- TASK STATEMENT
Within the records, how many lines hold the word "title"? State that number alone.
BEGIN LISTED RECORDS
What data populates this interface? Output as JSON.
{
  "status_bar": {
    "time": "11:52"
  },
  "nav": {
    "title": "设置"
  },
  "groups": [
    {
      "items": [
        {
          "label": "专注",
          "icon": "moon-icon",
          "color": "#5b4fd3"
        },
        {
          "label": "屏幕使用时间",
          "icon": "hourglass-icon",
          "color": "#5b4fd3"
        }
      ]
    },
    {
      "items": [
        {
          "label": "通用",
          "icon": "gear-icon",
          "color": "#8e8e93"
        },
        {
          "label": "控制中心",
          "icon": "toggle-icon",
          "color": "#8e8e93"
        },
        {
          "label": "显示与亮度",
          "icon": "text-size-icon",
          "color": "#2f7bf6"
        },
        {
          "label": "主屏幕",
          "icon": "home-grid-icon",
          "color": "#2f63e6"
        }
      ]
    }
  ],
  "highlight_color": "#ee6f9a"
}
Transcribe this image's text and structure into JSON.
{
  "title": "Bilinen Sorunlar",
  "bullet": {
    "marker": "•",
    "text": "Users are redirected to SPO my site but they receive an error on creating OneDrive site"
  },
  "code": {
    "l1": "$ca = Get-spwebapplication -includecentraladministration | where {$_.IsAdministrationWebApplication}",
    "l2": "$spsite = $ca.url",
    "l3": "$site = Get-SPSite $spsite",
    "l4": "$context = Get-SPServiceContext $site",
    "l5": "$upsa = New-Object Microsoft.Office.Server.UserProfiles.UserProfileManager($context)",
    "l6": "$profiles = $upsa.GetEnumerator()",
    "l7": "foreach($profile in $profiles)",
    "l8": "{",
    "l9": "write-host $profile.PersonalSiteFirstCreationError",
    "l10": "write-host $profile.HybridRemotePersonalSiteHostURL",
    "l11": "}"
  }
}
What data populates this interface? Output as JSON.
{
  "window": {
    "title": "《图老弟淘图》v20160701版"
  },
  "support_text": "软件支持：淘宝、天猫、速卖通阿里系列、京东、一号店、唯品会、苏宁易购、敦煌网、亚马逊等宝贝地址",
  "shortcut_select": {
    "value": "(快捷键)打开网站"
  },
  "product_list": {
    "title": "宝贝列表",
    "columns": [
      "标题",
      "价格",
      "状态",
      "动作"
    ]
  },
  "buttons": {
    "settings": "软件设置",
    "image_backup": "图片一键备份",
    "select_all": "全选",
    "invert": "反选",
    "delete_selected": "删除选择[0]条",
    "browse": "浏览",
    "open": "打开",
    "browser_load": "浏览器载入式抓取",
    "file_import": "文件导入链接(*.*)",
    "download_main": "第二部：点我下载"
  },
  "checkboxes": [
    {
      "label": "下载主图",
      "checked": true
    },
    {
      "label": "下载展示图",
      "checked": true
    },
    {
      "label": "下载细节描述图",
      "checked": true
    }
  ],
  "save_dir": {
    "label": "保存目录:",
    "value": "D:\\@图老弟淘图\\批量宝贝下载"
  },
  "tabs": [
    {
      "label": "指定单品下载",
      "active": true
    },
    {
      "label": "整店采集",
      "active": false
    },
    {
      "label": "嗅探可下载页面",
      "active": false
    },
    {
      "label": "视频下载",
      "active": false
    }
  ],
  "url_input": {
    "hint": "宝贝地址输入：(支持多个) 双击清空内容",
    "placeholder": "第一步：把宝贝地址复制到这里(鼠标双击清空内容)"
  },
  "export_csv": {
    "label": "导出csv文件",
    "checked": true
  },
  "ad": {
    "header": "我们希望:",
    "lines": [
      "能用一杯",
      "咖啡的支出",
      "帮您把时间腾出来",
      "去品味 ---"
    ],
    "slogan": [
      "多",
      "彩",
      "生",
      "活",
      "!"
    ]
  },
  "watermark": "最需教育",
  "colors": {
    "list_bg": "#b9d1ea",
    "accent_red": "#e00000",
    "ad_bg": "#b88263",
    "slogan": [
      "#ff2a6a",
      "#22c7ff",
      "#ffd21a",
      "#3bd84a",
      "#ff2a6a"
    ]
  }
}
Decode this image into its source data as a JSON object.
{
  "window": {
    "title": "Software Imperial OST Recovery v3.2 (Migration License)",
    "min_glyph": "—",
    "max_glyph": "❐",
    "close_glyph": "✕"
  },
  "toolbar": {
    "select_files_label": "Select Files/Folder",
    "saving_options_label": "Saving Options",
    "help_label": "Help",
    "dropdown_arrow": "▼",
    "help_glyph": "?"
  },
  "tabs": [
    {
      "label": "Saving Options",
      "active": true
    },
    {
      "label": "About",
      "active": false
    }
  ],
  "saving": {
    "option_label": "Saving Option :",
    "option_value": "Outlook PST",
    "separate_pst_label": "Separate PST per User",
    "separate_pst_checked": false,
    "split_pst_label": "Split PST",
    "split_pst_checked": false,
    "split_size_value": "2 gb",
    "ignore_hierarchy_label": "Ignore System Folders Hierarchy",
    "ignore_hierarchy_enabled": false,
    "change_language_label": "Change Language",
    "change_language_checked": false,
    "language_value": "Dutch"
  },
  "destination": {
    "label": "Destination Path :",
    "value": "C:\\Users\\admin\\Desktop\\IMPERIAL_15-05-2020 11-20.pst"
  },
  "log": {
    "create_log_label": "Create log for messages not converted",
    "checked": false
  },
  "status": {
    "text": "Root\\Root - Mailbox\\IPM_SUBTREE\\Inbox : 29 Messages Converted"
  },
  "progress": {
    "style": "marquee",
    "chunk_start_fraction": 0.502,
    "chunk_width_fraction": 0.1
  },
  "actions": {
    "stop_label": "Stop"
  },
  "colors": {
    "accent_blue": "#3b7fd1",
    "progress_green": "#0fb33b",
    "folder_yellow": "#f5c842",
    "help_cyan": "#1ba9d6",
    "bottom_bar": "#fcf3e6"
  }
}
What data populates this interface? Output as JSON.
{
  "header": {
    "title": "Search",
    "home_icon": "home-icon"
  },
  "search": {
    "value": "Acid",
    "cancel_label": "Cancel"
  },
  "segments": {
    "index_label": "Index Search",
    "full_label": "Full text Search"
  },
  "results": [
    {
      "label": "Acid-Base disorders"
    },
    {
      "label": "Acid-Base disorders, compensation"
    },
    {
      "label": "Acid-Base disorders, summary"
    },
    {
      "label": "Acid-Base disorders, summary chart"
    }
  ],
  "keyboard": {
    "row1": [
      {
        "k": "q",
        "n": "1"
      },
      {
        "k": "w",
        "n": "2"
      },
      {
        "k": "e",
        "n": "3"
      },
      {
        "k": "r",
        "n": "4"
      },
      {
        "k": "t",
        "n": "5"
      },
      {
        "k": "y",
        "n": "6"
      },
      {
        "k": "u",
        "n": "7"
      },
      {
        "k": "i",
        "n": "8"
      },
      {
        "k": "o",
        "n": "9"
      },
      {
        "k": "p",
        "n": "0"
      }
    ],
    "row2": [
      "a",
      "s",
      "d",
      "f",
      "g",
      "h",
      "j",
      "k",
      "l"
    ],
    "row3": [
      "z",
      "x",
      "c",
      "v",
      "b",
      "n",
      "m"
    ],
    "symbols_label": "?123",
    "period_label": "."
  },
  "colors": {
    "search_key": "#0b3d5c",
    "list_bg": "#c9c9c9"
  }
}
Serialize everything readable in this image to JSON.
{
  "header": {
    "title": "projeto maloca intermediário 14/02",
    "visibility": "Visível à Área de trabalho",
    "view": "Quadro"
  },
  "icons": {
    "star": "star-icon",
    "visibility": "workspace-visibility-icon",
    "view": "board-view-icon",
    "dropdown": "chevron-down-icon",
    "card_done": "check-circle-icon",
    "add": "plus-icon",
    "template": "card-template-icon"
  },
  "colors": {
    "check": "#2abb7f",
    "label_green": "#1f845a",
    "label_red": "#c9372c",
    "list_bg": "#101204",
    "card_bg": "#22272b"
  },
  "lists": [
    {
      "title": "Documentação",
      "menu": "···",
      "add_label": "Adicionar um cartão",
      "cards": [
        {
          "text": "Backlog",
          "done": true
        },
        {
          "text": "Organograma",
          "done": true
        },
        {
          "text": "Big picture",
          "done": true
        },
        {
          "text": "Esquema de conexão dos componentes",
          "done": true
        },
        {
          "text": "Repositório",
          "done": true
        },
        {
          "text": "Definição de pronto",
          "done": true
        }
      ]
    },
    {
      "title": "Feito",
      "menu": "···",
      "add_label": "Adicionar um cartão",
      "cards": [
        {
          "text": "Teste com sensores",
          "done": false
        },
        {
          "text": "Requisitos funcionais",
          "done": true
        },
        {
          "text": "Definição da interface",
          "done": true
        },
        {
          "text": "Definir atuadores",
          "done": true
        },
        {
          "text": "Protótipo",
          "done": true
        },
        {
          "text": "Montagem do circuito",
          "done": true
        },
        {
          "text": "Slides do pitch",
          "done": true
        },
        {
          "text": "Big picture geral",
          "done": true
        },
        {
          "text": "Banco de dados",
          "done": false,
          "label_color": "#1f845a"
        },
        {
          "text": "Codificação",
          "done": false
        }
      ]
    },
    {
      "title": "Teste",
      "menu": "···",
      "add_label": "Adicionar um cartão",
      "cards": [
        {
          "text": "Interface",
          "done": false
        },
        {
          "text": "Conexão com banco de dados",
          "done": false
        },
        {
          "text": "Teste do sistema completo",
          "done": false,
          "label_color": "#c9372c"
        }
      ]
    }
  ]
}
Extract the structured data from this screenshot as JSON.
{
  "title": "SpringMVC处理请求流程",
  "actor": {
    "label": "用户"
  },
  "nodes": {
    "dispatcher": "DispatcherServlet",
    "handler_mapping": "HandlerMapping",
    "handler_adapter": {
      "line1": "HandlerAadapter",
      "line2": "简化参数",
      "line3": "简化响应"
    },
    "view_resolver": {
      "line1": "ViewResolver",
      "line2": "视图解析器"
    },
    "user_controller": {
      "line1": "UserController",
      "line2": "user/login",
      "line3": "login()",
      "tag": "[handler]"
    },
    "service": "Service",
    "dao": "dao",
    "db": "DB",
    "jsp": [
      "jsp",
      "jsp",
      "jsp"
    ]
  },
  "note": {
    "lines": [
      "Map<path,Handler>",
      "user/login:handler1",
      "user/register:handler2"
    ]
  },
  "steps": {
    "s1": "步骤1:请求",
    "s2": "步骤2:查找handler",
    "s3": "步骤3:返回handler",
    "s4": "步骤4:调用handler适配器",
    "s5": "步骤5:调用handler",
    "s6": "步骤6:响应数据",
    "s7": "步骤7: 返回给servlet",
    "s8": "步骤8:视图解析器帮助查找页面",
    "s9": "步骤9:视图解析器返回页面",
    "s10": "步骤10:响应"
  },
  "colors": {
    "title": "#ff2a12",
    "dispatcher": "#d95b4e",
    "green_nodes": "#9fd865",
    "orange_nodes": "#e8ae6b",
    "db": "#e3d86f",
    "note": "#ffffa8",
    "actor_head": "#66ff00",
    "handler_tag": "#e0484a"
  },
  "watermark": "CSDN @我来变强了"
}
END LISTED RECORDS
- SOLUTION FOR THIS EXERCISE
12